The warm afternoon breeze is filled with bird chatter. I stretch length wise in my hammock, hung riverside between two ancient pines. I like to drift like a caddis fly on a sedate stretch of river, a delightful drift. Our great rivers form the earth’s circulatory system and reveal Mother Earths health and well being. Rivers provide us answers to our questions. All too often rivers prompt us to ask better questions. What is the best fly fishing reel ever made?
Admittedly there is a long list of reels to test and rank. One must also consider the fact that many experts regard the fiberglass fly rod not the fly fishing reel as one of mankind’s greatest technological achievements. Clearly utilizing an objective criteria such as; the greatest impact or change produced in ones lives, the fiberglass rod has proved worthy of its accolades.
Admittedly after rigorous examination, at the end of the day, W. A blackened coffee pot hanging from a stick over an open fire purist; his background is impressive. From fishing as a young boy on Walloon Lake Michigan (right next door to Earnest Hemmingway’s family cottage) to just missing the World Record in Acapulco, Mexico in 1953. He caught the second largest marlin in the world that year.
I grew up on Lake Washington in the Pacific Northwest. My weekends were spent fishing for trout and steelhead with my old man on the Olympic Peninsula, Mount Rainer, Snoqualmie, Yakima, Chehalis, and Columbia Rivers, and a myriad of canoe – access – only - lakes in Eastern Washington. Sadly, I never accompanied my father on his many solo trips to Ketchikan Alaska where he subsequently flew on pontoons onto desolate lakes for weeks at a time, where he enjoyed supply – stocked – cabins, and more wild trout then can be physically caught.
I was fond of watching my old man fly fish. I only saw my father use the one reel throughout his entire lifetime, the Pflueger Medalist. It wasn’t until I was older that I realized how Pflueger Medalist shaped the lives anglers here and around the world.
“Hey Rog, hold my rod I have to take a leak.” This was my first real chance to fly fish for Big Browns on the Piedra River in Southern Colorado. Haltingly I received the Holy Grail from the Master. Up to that moment in time I had been relegated to worms only fishing. This meant my father’s precious time on the water was not entirely spent on knot tying duties, and my constant casting entanglements.
I felt trembley and funny inside holding my old mans rod and reel. Suddenly the line was taught, my wet fly was hit hard. Panic set in as the monster ran, raced straight up the middle of the river. The Medalist screamed bloody murder turning green line to brown in seconds. The big brown swam under a log or two and headed straight into the shadows of low hanging branches jetting out from the banks of the swollen river. Suddenly my father’s rod and reel was yanked out my hands.

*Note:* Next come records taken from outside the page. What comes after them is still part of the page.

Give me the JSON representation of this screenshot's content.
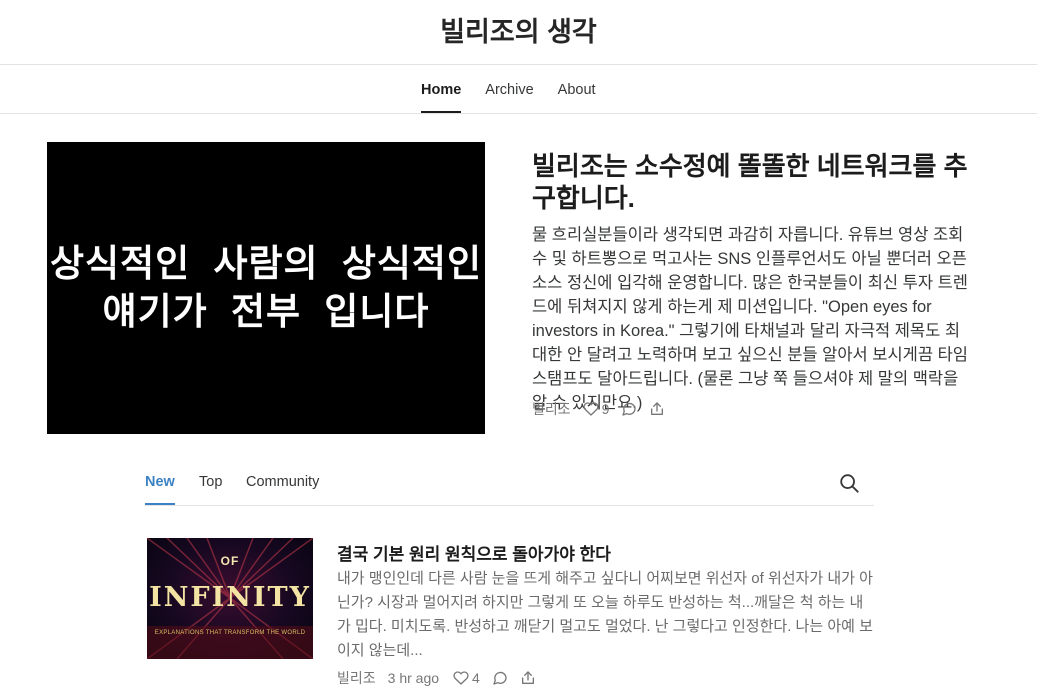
{
  "site": {
    "title": "빌리조의 생각"
  },
  "nav": {
    "tabs": [
      {
        "label": "Home"
      },
      {
        "label": "Archive"
      },
      {
        "label": "About"
      }
    ]
  },
  "hero": {
    "image_text": [
      "상식적인 사람의 상식적인",
      "얘기가 전부 입니다"
    ],
    "title": "빌리조는 소수정예 똘똘한 네트워크를 추구합니다.",
    "excerpt": "물 흐리실분들이라 생각되면 과감히 자릅니다. 유튜브 영상 조회수 및 하트뽕으로 먹고사는 SNS 인플루언서도 아닐 뿐더러 오픈소스 정신에 입각해 운영합니다. 많은 한국분들이 최신 투자 트렌드에 뒤쳐지지 않게 하는게 제 미션입니다. \"Open eyes for investors in Korea.\" 그렇기에 타채널과 달리 자극적 제목도 최대한 안 달려고 노력하며 보고 싶으신 분들 알아서 보시게끔 타임스탬프도 달아드립니다. (물론 그냥 쭉 들으셔야 제 말의 맥락을 알 수 있지만요.)",
    "author": "빌리조",
    "likes": "9"
  },
  "filters": {
    "tabs": [
      {
        "label": "New"
      },
      {
        "label": "Top"
      },
      {
        "label": "Community"
      }
    ]
  },
  "post": {
    "thumb": {
      "top": "OF",
      "main": "INFINITY",
      "sub": "EXPLANATIONS THAT TRANSFORM THE WORLD"
    },
    "title": "결국 기본 원리 원칙으로 돌아가야 한다",
    "excerpt": "내가 맹인인데 다른 사람 눈을 뜨게 해주고 싶다니 어찌보면 위선자 of 위선자가 내가 아닌가? 시장과 멀어지려 하지만 그렇게 또 오늘 하루도 반성하는 척...깨달은 척 하는 내가 밉다. 미치도록. 반성하고 깨닫기 멀고도 멀었다. 난 그렇다고 인정한다. 나는 아예 보이지 않는데...",
    "author": "빌리조",
    "time": "3 hr ago",
    "likes": "4"
  },
  "icons": {
    "like": "heart-icon",
    "comment": "comment-icon",
    "share": "share-icon",
    "search": "search-icon"
  },
  "colors": {
    "accent": "#3b82c4",
    "text": "#363737",
    "muted": "#777777"
  }
}
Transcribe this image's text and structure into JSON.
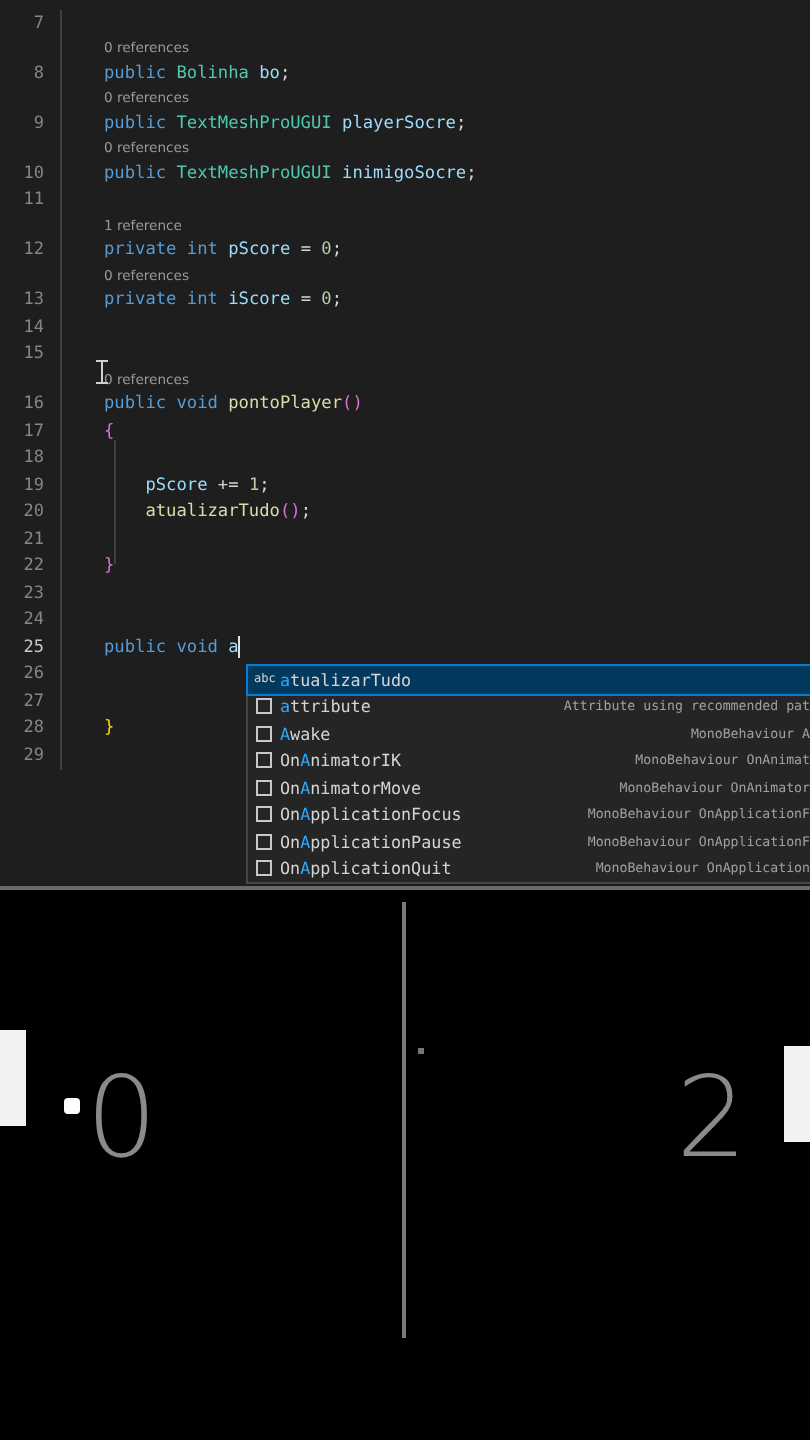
{
  "editor": {
    "lines": [
      {
        "kind": "code",
        "number": "7",
        "current": false
      },
      {
        "kind": "codelens",
        "text": "0 references"
      },
      {
        "kind": "code",
        "number": "8",
        "current": false,
        "tokens": [
          {
            "kind": "keyword",
            "text": "public "
          },
          {
            "kind": "type",
            "text": "Bolinha "
          },
          {
            "kind": "ident",
            "text": "bo"
          },
          {
            "kind": "punct",
            "text": ";"
          }
        ]
      },
      {
        "kind": "codelens",
        "text": "0 references"
      },
      {
        "kind": "code",
        "number": "9",
        "current": false,
        "tokens": [
          {
            "kind": "keyword",
            "text": "public "
          },
          {
            "kind": "type",
            "text": "TextMeshProUGUI "
          },
          {
            "kind": "ident",
            "text": "playerSocre"
          },
          {
            "kind": "punct",
            "text": ";"
          }
        ]
      },
      {
        "kind": "codelens",
        "text": "0 references"
      },
      {
        "kind": "code",
        "number": "10",
        "current": false,
        "tokens": [
          {
            "kind": "keyword",
            "text": "public "
          },
          {
            "kind": "type",
            "text": "TextMeshProUGUI "
          },
          {
            "kind": "ident",
            "text": "inimigoSocre"
          },
          {
            "kind": "punct",
            "text": ";"
          }
        ]
      },
      {
        "kind": "code",
        "number": "11",
        "current": false
      },
      {
        "kind": "codelens",
        "text": "1 reference"
      },
      {
        "kind": "code",
        "number": "12",
        "current": false,
        "tokens": [
          {
            "kind": "keyword",
            "text": "private int "
          },
          {
            "kind": "ident",
            "text": "pScore "
          },
          {
            "kind": "punct",
            "text": "= "
          },
          {
            "kind": "number",
            "text": "0"
          },
          {
            "kind": "punct",
            "text": ";"
          }
        ]
      },
      {
        "kind": "codelens",
        "text": "0 references"
      },
      {
        "kind": "code",
        "number": "13",
        "current": false,
        "tokens": [
          {
            "kind": "keyword",
            "text": "private int "
          },
          {
            "kind": "ident",
            "text": "iScore "
          },
          {
            "kind": "punct",
            "text": "= "
          },
          {
            "kind": "number",
            "text": "0"
          },
          {
            "kind": "punct",
            "text": ";"
          }
        ]
      },
      {
        "kind": "code",
        "number": "14",
        "current": false
      },
      {
        "kind": "code",
        "number": "15",
        "current": false
      },
      {
        "kind": "codelens",
        "text": "0 references"
      },
      {
        "kind": "code",
        "number": "16",
        "current": false,
        "tokens": [
          {
            "kind": "keyword",
            "text": "public void "
          },
          {
            "kind": "method",
            "text": "pontoPlayer"
          },
          {
            "kind": "paren",
            "text": "()"
          }
        ]
      },
      {
        "kind": "code",
        "number": "17",
        "current": false,
        "tokens": [
          {
            "kind": "brace",
            "text": "{"
          }
        ]
      },
      {
        "kind": "code",
        "number": "18",
        "current": false
      },
      {
        "kind": "code",
        "number": "19",
        "current": false,
        "tokens": [
          {
            "kind": "ident",
            "text": "    pScore "
          },
          {
            "kind": "punct",
            "text": "+= "
          },
          {
            "kind": "number",
            "text": "1"
          },
          {
            "kind": "punct",
            "text": ";"
          }
        ]
      },
      {
        "kind": "code",
        "number": "20",
        "current": false,
        "tokens": [
          {
            "kind": "method",
            "text": "    atualizarTudo"
          },
          {
            "kind": "paren",
            "text": "()"
          },
          {
            "kind": "punct",
            "text": ";"
          }
        ]
      },
      {
        "kind": "code",
        "number": "21",
        "current": false
      },
      {
        "kind": "code",
        "number": "22",
        "current": false,
        "tokens": [
          {
            "kind": "brace",
            "text": "}"
          }
        ]
      },
      {
        "kind": "code",
        "number": "23",
        "current": false
      },
      {
        "kind": "code",
        "number": "24",
        "current": false
      },
      {
        "kind": "code",
        "number": "25",
        "current": true,
        "tokens": [
          {
            "kind": "keyword",
            "text": "public void "
          },
          {
            "kind": "ident",
            "text": "a"
          }
        ]
      },
      {
        "kind": "code",
        "number": "26",
        "current": false
      },
      {
        "kind": "code",
        "number": "27",
        "current": false
      },
      {
        "kind": "code",
        "number": "28",
        "current": false,
        "tokens": [
          {
            "kind": "outerbrace",
            "text": "}"
          }
        ]
      },
      {
        "kind": "code",
        "number": "29",
        "current": false
      }
    ],
    "suggestions": [
      {
        "kind": "text",
        "icon_text": "abc",
        "selected": true,
        "match": "a",
        "after": "tualizarTudo"
      },
      {
        "kind": "method",
        "selected": false,
        "match": "a",
        "after": "ttribute",
        "detail": "Attribute using recommended pat"
      },
      {
        "kind": "method",
        "selected": false,
        "match": "A",
        "after": "wake",
        "detail": "MonoBehaviour A"
      },
      {
        "kind": "method",
        "selected": false,
        "before": "On",
        "match": "A",
        "after": "nimatorIK",
        "detail": "MonoBehaviour OnAnimat"
      },
      {
        "kind": "method",
        "selected": false,
        "before": "On",
        "match": "A",
        "after": "nimatorMove",
        "detail": "MonoBehaviour OnAnimator"
      },
      {
        "kind": "method",
        "selected": false,
        "before": "On",
        "match": "A",
        "after": "pplicationFocus",
        "detail": "MonoBehaviour OnApplicationF"
      },
      {
        "kind": "method",
        "selected": false,
        "before": "On",
        "match": "A",
        "after": "pplicationPause",
        "detail": "MonoBehaviour OnApplicationF"
      },
      {
        "kind": "method",
        "selected": false,
        "before": "On",
        "match": "A",
        "after": "pplicationQuit",
        "detail": "MonoBehaviour OnApplication"
      }
    ]
  },
  "game": {
    "scores": [
      {
        "text": "0"
      },
      {
        "text": "2"
      }
    ]
  }
}
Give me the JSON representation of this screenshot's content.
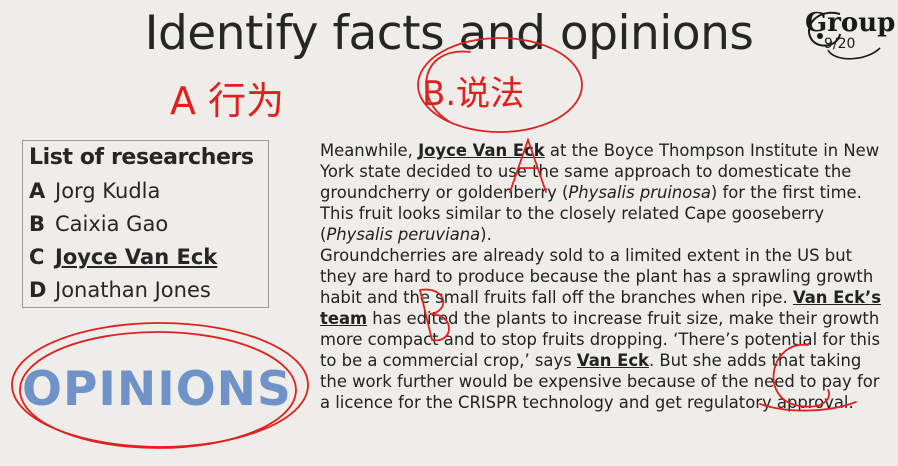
{
  "title": "Identify facts and opinions",
  "logo": {
    "line1": "Group",
    "line2": "9/20"
  },
  "researchers": {
    "heading": "List of researchers",
    "items": [
      {
        "letter": "A",
        "name": "Jorg Kudla",
        "highlight": false
      },
      {
        "letter": "B",
        "name": "Caixia Gao",
        "highlight": false
      },
      {
        "letter": "C",
        "name": "Joyce Van Eck",
        "highlight": true
      },
      {
        "letter": "D",
        "name": "Jonathan Jones",
        "highlight": false
      }
    ]
  },
  "opinions_label": "OPINIONS",
  "handwriting": {
    "a_label": "A 行为",
    "b_label": "B.说法",
    "letter_a": "A",
    "letter_b": "B",
    "letter_c": "C"
  },
  "passage": {
    "p1": {
      "t1": "Meanwhile, ",
      "name": "Joyce Van Eck",
      "t2": " at the Boyce Thompson Institute in New York state decided to use the same approach to domesticate the groundcherry or goldenberry (",
      "sci1": "Physalis pruinosa",
      "t3": ") for the first time. This fruit looks similar to the closely related Cape gooseberry (",
      "sci2": "Physalis peruviana",
      "t4": ")."
    },
    "p2": {
      "t1": "Groundcherries are already sold to a limited extent in the US but they are hard to produce because the plant has a sprawling growth habit and the small fruits fall off the branches when ripe. ",
      "team": "Van Eck’s team",
      "t2": " has edited the plants to increase fruit size, make their growth more compact and to stop fruits dropping. ‘There’s potential for this to be a commercial crop,’ says ",
      "name": "Van Eck",
      "t3": ". But she adds that taking the work further would be expensive because of the need to pay for a licence for the CRISPR technology and get regulatory approval."
    }
  },
  "colors": {
    "ink": "#e0201f",
    "opinions": "#6f93c8",
    "background": "#eeede9"
  }
}
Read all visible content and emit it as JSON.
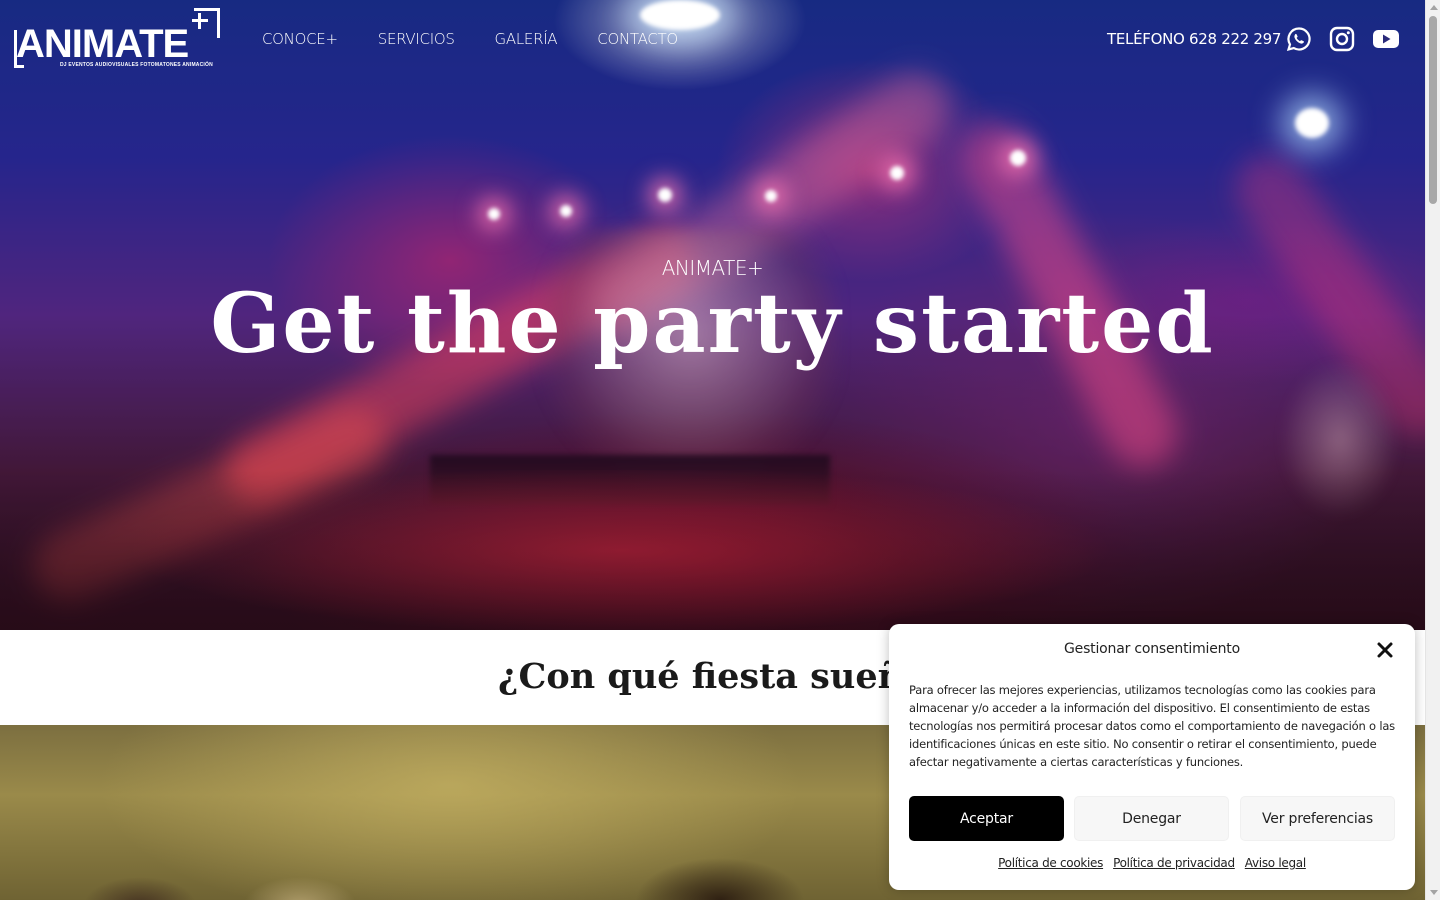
{
  "header": {
    "logo": {
      "text": "ANIMATE",
      "tagline": "DJ  EVENTOS  AUDIOVISUALES  FOTOMATONES  ANIMACIÓN"
    },
    "nav": [
      "CONOCE+",
      "SERVICIOS",
      "GALERÍA",
      "CONTACTO"
    ],
    "phone": "TELÉFONO 628 222 297",
    "social": [
      "whatsapp-icon",
      "instagram-icon",
      "youtube-icon"
    ]
  },
  "hero": {
    "eyebrow": "ANIMATE+",
    "title": "Get the party started"
  },
  "section": {
    "heading": "¿Con qué fiesta sueñas?"
  },
  "consent": {
    "title": "Gestionar consentimiento",
    "body": "Para ofrecer las mejores experiencias, utilizamos tecnologías como las cookies para almacenar y/o acceder a la información del dispositivo. El consentimiento de estas tecnologías nos permitirá procesar datos como el comportamiento de navegación o las identificaciones únicas en este sitio. No consentir o retirar el consentimiento, puede afectar negativamente a ciertas características y funciones.",
    "accept": "Aceptar",
    "deny": "Denegar",
    "preferences": "Ver preferencias",
    "links": [
      "Política de cookies",
      "Política de privacidad",
      "Aviso legal"
    ]
  },
  "colors": {
    "accept_bg": "#000000",
    "button_bg": "#f7f7f7",
    "heading_text": "#1a1a1a"
  }
}
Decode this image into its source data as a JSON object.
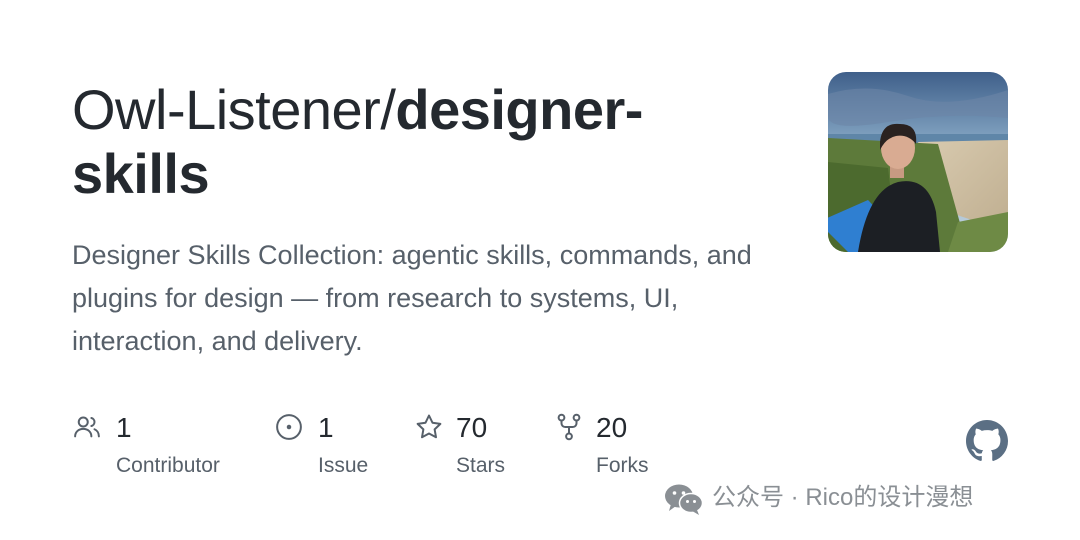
{
  "repo": {
    "owner": "Owl-Listener/",
    "name_line1": "designer-",
    "name_line2": "skills",
    "description": "Designer Skills Collection: agentic skills, commands, and plugins for design — from research to systems, UI, interaction, and delivery."
  },
  "stats": [
    {
      "icon": "people-icon",
      "value": "1",
      "label": "Contributor"
    },
    {
      "icon": "issue-icon",
      "value": "1",
      "label": "Issue"
    },
    {
      "icon": "star-icon",
      "value": "70",
      "label": "Stars"
    },
    {
      "icon": "fork-icon",
      "value": "20",
      "label": "Forks"
    }
  ],
  "watermark": {
    "text": "公众号 · Rico的设计漫想",
    "icon": "wechat-icon"
  },
  "colors": {
    "text": "#24292f",
    "muted": "#57606a",
    "icon": "#57606a",
    "github_logo": "#5b6f84"
  }
}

“Wasn’t that a keen fish, Dad?” We retrieved the splintered, crumpled cane pole and massive snarl of line. I anticipated my punishment. Dad plucked the Medalist out of the water with the precision of a surgeon. A glimpse of my fathers face revealed the same look I’d seen in the picture of him in 1953 shirtless on the dock next to his prized marlin which hung from a crane.
The following day he rigged me up for fly fishing and formal instruction began. Armed with removable pre-tied Pflueger spools protected in soft deer skin pouches, I fly fished for browns with my old man. I watched him carefully crush insects on his forearm by day. Later he would tie similar looking flies by campfire and Coleman lantern light.
I often hated my father for dragging me away from my friends on weekends to fish. It’s true what Mark Twain said about his father. About how much smarter his own father became on each of Mark Twain birthdays, Mark’s 21st and beyond.
My old man had plenty of rods over the years, cane and fiberglass but only one fly fishing reel. He died years ago fishing on his sailboat boat in the Caribbean. Today that same reel is proudly displayed on my living room wall, faces the river, he would have liked that.
A fifty something optimistand Rocky Mountain angler I'm forever indebted to the Pflueger Medalistfor bringing me closer to my old man. Sturdy designand innovative, made in the good old U.S.A. this iconic reel did so much more than catch fish. It changed lives.